Both Tripurari Swami and Narayana Maharama translate it to “those who worship me with love.”
Garuda dasa somewhat splits the difference with: “[For them,] who offer loving service with natural affection.” In the Sanskrit “natural affection” may be implied, however, our other translators do not acknowledge that it is.
After describing “the wise” in the first two lines, He now descries the exchange, dadami buddhi-yogam tam. In his purport, Srila Prabhupada describes buddhi-yogam in great detail. He refers to the Gita’s second chapter where Krishna explained buddhi-yoga, here described as “the process by which one gets out of the material world.” Also, he states that it is “action in Krishna consciousness” and “the highest intelligence.” There seems to be many ways to take buddhi-yoga.

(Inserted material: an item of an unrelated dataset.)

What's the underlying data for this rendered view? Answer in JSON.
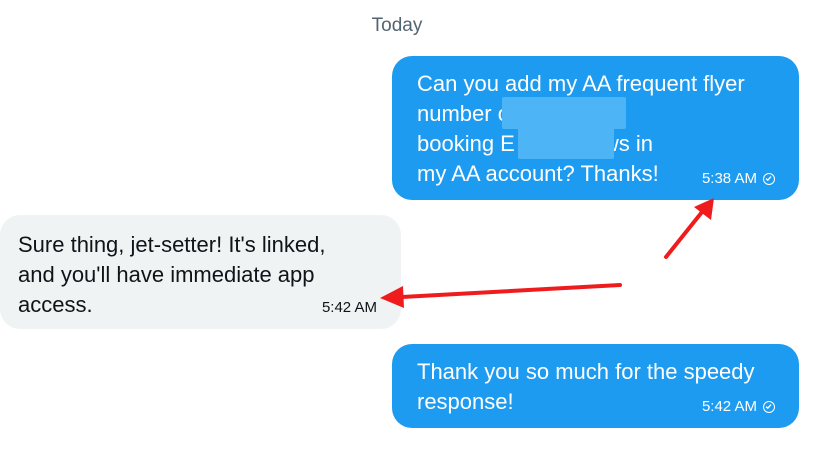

In his word-for-word, he uses only “real intelligence.” For his verse, he translates the line as “I give the understanding…”

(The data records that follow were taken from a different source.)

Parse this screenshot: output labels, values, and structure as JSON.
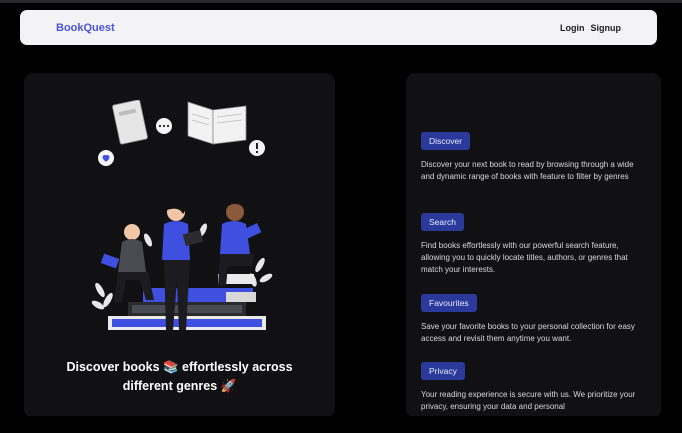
{
  "navbar": {
    "brand": "BookQuest",
    "links": [
      "Login",
      "Signup"
    ]
  },
  "hero": {
    "title_line1": "Discover books 📚 effortlessly across",
    "title_line2": "different genres 🚀"
  },
  "features": [
    {
      "label": "Discover",
      "description": "Discover your next book to read by browsing through a wide and dynamic range of books with feature to filter by genres"
    },
    {
      "label": "Search",
      "description": "Find books effortlessly with our powerful search feature, allowing you to quickly locate titles, authors, or genres that match your interests."
    },
    {
      "label": "Favourites",
      "description": "Save your favorite books to your personal collection for easy access and revisit them anytime you want."
    },
    {
      "label": "Privacy",
      "description": "Your reading experience is secure with us. We prioritize your privacy, ensuring your data and personal"
    }
  ],
  "colors": {
    "accent": "#4a55d6",
    "pill_bg": "#2b3a9a",
    "card_bg": "#111113",
    "illustration_blue": "#3f4fe0"
  },
  "illustration": "people-reading-books-illustration"
}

Narayana Maharaja’s take on it is similar. He glosses buddhi-yogam as “transcendental knowledge,” also using it in his verse.
Both Tripurari Swami and Garuda dasa seem to translate buddhi-yogam to mean “the power of discrimination” (or “yoga of discernment” in GD’s). Here, it’s easy to see why Garuda dasa used “yoga,” but it’s interesting that both use discrimination/discernment. In his purport, Tripurari Swami also translates it as “yoga of wisdom,” a nice call back to “the wise” from the previous two verses. Like Srila Prabhupada, Tripurari Swami remembers chapter two. “From his [Krishna's] use of the therm buddhi-yogam in this verse, it is apparent that Krishna’s use of the same term earlier in the second chapter, while overtly referring to niskama-karma-yoga, implies bhakti-yoga. The full sense of buddhi-yoga is bhakti.”

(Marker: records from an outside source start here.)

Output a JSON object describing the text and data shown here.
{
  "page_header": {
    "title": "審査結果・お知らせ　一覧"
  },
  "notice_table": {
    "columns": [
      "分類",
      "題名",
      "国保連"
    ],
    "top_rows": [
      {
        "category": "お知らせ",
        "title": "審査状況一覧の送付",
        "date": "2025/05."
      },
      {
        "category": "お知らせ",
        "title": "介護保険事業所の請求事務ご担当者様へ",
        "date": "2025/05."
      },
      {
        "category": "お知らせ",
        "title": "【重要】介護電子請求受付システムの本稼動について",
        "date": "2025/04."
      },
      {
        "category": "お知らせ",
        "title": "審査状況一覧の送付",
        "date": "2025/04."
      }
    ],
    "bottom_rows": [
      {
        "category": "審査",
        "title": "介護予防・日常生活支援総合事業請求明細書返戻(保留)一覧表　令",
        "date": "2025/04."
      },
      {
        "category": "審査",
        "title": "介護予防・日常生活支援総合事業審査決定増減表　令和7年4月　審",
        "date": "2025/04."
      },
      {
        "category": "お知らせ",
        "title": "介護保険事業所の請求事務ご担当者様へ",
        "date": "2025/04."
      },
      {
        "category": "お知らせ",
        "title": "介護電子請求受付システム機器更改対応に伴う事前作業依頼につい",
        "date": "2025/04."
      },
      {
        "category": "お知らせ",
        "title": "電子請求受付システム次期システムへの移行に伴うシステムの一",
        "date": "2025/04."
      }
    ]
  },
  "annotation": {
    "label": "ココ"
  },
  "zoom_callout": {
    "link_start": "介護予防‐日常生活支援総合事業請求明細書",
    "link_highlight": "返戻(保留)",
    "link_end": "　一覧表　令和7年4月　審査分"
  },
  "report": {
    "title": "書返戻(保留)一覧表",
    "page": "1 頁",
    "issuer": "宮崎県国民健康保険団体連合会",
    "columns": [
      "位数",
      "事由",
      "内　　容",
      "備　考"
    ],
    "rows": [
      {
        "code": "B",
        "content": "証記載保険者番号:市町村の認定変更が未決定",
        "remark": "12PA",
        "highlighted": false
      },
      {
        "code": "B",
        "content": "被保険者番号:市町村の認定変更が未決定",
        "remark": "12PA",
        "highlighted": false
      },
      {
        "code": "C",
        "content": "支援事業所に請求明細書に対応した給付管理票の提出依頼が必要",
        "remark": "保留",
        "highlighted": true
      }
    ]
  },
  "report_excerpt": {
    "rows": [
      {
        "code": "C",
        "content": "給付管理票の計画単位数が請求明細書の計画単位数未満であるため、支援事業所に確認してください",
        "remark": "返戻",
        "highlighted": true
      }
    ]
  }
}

He describes this “discrimination” as a cognitive aspect of bhakti proper. Bhakti, according to Tripurari Swami’s glossary, is a “discipline of love and devotion to God.” This love and devotion gives us the power of discrimination, discernment. Tripurari Swami describes the uses for this power in his purport.
What that “real knowledge,” that “power of discrimination” gives us is told in the last line, yena mam upayanti te. All translators agree that it means “by which they can come to Me.” Narayana Maharaja glosses upayanti as “approach,” which gives a slightly expanded meaning when compared to Srila Prabhupada and Tripurari Swami’s choice of “they come.” Garuda dasa expands it also, using “come close.” It seems that upayanti implies not only the destination (Krishna), but the journey (devotion) as well.
Visvanatha Cakravarti Thakura explains in his commentary (as translated by Narayana Maharaja) that buddhi-yoga cannot be achieved by individual effort. “It is bestowed by Me alone and only such loving bhaktas (devotes, lovers of God) are qualified to receive it.”
This verse is stated by Krishnadasa Kaviraja in his Caitanya-caritamrta (a biography of the life of Caitanya Mahaprabhu). Srila Prabhupada’s purport to this verse (Adi-lila 1.49) sums everything up very well.
The Lord declares that by enlightenment in theistic knowledge He awards attachment for Him to those who constantly engage in His transcendental loving service. This awakening of divine consciousness enthralls a devotee, who thus relishes his eternal transcendental mellow. Such an awakening is awarded only to those convinced by devotional service about the transcendental nature of the Personality of Godhead. They know that the Supreme Truth, the all-spiritual and all-powerful person, is one without a second and has fully transcendental senses. He is the fountainhead of all emanations. Such pure devotees, always merged in knowledge of Krishna and absorbed in Krishna consciousness, exchange thoughts and realizations as great scientists exchange their views and discuss the results of their research in scientific academies. Such exchanges of thoughts in regard to Krishna give pleasure to the Lord, who therefore favors such devotees with all enlightenment.